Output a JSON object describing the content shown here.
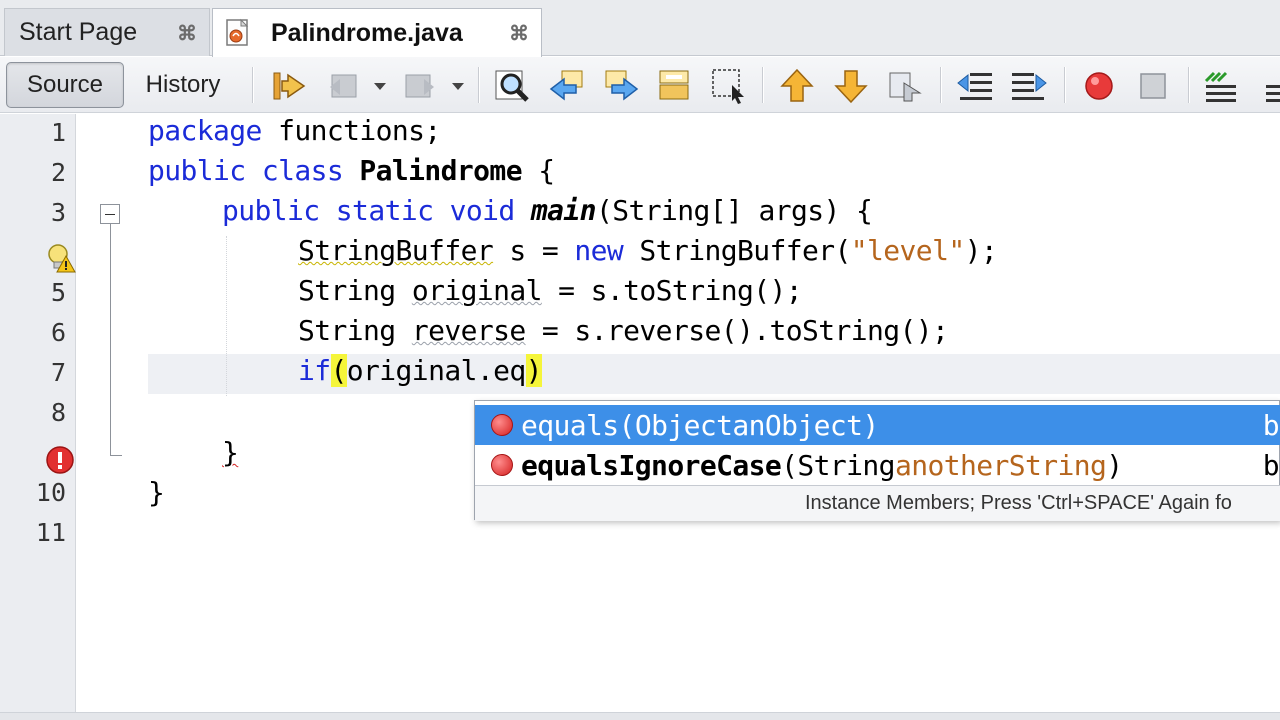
{
  "tabs": [
    {
      "label": "Start Page",
      "active": false,
      "close": "⌘"
    },
    {
      "label": "Palindrome.java",
      "active": true,
      "close": "⌘"
    }
  ],
  "toolbar": {
    "source_label": "Source",
    "history_label": "History",
    "icons": [
      "last-edit-icon",
      "back-icon",
      "forward-icon",
      "find-icon",
      "find-previous-icon",
      "find-next-icon",
      "toggle-highlight-icon",
      "find-selection-icon",
      "previous-bookmark-icon",
      "next-bookmark-icon",
      "toggle-bookmark-icon",
      "shift-left-icon",
      "shift-right-icon",
      "start-macro-icon",
      "stop-macro-icon",
      "comment-icon"
    ]
  },
  "editor": {
    "line_numbers": [
      "1",
      "2",
      "3",
      "4",
      "5",
      "6",
      "7",
      "8",
      "9",
      "10",
      "11"
    ],
    "lines": {
      "l1_kw": "package",
      "l1_rest": " functions;",
      "l2_kw1": "public",
      "l2_kw2": "class",
      "l2_name": "Palindrome",
      "l2_rest": " {",
      "l3_kw": "public static void",
      "l3_method": "main",
      "l3_rest": "(String[] args) {",
      "l4_type": "StringBuffer",
      "l4_mid": " s = ",
      "l4_new": "new",
      "l4_ctor": " StringBuffer(",
      "l4_str": "\"level\"",
      "l4_end": ");",
      "l5_type": "String ",
      "l5_var": "original",
      "l5_rest": " = s.toString();",
      "l6_type": "String ",
      "l6_var": "reverse",
      "l6_rest": " = s.reverse().toString();",
      "l7_kw": "if",
      "l7_open": "(",
      "l7_rest": "original.eq",
      "l7_close": ")",
      "l9_brace": "}",
      "l10_brace": "}"
    },
    "gutter_markers": [
      "hint-warning-icon",
      "error-icon"
    ]
  },
  "completion": {
    "items": [
      {
        "name": "equals",
        "sig_open": "(",
        "param_type": "Object ",
        "param_name": "anObject",
        "sig_close": ")",
        "trail": "b"
      },
      {
        "name": "equalsIgnoreCase",
        "sig_open": "(",
        "param_type": "String ",
        "param_name": "anotherString",
        "sig_close": ")",
        "trail": "b"
      }
    ],
    "status": "Instance Members; Press 'Ctrl+SPACE' Again fo"
  },
  "colors": {
    "keyword": "#1b2bd8",
    "string": "#b5651d",
    "selection": "#3d8fe8",
    "brace_match": "#f5f53a"
  }
}
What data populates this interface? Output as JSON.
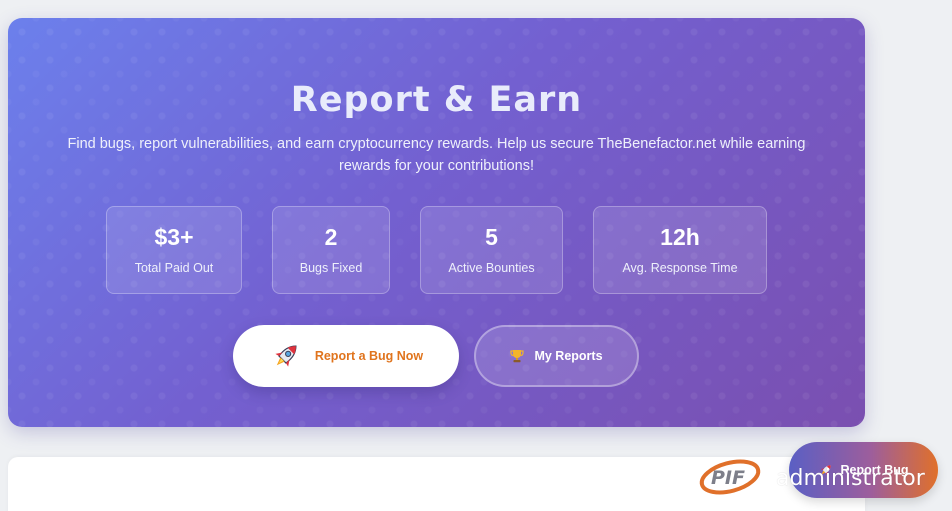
{
  "hero": {
    "title": "Report & Earn",
    "subtitle": "Find bugs, report vulnerabilities, and earn cryptocurrency rewards. Help us secure TheBenefactor.net while earning rewards for your contributions!"
  },
  "stats": [
    {
      "value": "$3+",
      "label": "Total Paid Out"
    },
    {
      "value": "2",
      "label": "Bugs Fixed"
    },
    {
      "value": "5",
      "label": "Active Bounties"
    },
    {
      "value": "12h",
      "label": "Avg. Response Time"
    }
  ],
  "actions": {
    "report_label": "Report a Bug Now",
    "report_icon": "rocket-icon",
    "reports_label": "My Reports",
    "reports_icon": "trophy-icon"
  },
  "floating": {
    "label": "Report Bug",
    "icon": "rocket-icon"
  },
  "user": {
    "name": "administrator"
  },
  "colors": {
    "accent_orange": "#e0741d",
    "hero_start": "#6c80ec",
    "hero_end": "#7a4fb0"
  }
}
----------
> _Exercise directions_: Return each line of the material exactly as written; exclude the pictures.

> _Solution for this exercise_:
Output a JSON object describing the content shown here.
{
  "tabs": [
    {
      "label": "Start Page",
      "active": false,
      "close": "⌘"
    },
    {
      "label": "Palindrome.java",
      "active": true,
      "close": "⌘"
    }
  ],
  "toolbar": {
    "source_label": "Source",
    "history_label": "History",
    "icons": [
      "last-edit-icon",
      "back-icon",
      "forward-icon",
      "find-icon",
      "find-previous-icon",
      "find-next-icon",
      "toggle-highlight-icon",
      "find-selection-icon",
      "previous-bookmark-icon",
      "next-bookmark-icon",
      "toggle-bookmark-icon",
      "shift-left-icon",
      "shift-right-icon",
      "start-macro-icon",
      "stop-macro-icon",
      "comment-icon"
    ]
  },
  "editor": {
    "line_numbers": [
      "1",
      "2",
      "3",
      "4",
      "5",
      "6",
      "7",
      "8",
      "9",
      "10",
      "11"
    ],
    "lines": {
      "l1_kw": "package",
      "l1_rest": " functions;",
      "l2_kw1": "public",
      "l2_kw2": "class",
      "l2_name": "Palindrome",
      "l2_rest": " {",
      "l3_kw": "public static void",
      "l3_method": "main",
      "l3_rest": "(String[] args) {",
      "l4_type": "StringBuffer",
      "l4_mid": " s = ",
      "l4_new": "new",
      "l4_ctor": " StringBuffer(",
      "l4_str": "\"level\"",
      "l4_end": ");",
      "l5_type": "String ",
      "l5_var": "original",
      "l5_rest": " = s.toString();",
      "l6_type": "String ",
      "l6_var": "reverse",
      "l6_rest": " = s.reverse().toString();",
      "l7_kw": "if",
      "l7_open": "(",
      "l7_rest": "original.eq",
      "l7_close": ")",
      "l9_brace": "}",
      "l10_brace": "}"
    },
    "gutter_markers": [
      "hint-warning-icon",
      "error-icon"
    ]
  },
  "completion": {
    "items": [
      {
        "name": "equals",
        "sig_open": "(",
        "param_type": "Object ",
        "param_name": "anObject",
        "sig_close": ")",
        "trail": "b"
      },
      {
        "name": "equalsIgnoreCase",
        "sig_open": "(",
        "param_type": "String ",
        "param_name": "anotherString",
        "sig_close": ")",
        "trail": "b"
      }
    ],
    "status": "Instance Members; Press 'Ctrl+SPACE' Again fo"
  },
  "colors": {
    "keyword": "#1b2bd8",
    "string": "#b5651d",
    "selection": "#3d8fe8",
    "brace_match": "#f5f53a"
  }
}
What data populates this interface? Output as JSON.
{
  "hero": {
    "title": "Report & Earn",
    "subtitle": "Find bugs, report vulnerabilities, and earn cryptocurrency rewards. Help us secure TheBenefactor.net while earning rewards for your contributions!"
  },
  "stats": [
    {
      "value": "$3+",
      "label": "Total Paid Out"
    },
    {
      "value": "2",
      "label": "Bugs Fixed"
    },
    {
      "value": "5",
      "label": "Active Bounties"
    },
    {
      "value": "12h",
      "label": "Avg. Response Time"
    }
  ],
  "actions": {
    "report_label": "Report a Bug Now",
    "report_icon": "rocket-icon",
    "reports_label": "My Reports",
    "reports_icon": "trophy-icon"
  },
  "floating": {
    "label": "Report Bug",
    "icon": "rocket-icon"
  },
  "user": {
    "name": "administrator"
  },
  "colors": {
    "accent_orange": "#e0741d",
    "hero_start": "#6c80ec",
    "hero_end": "#7a4fb0"
  }
}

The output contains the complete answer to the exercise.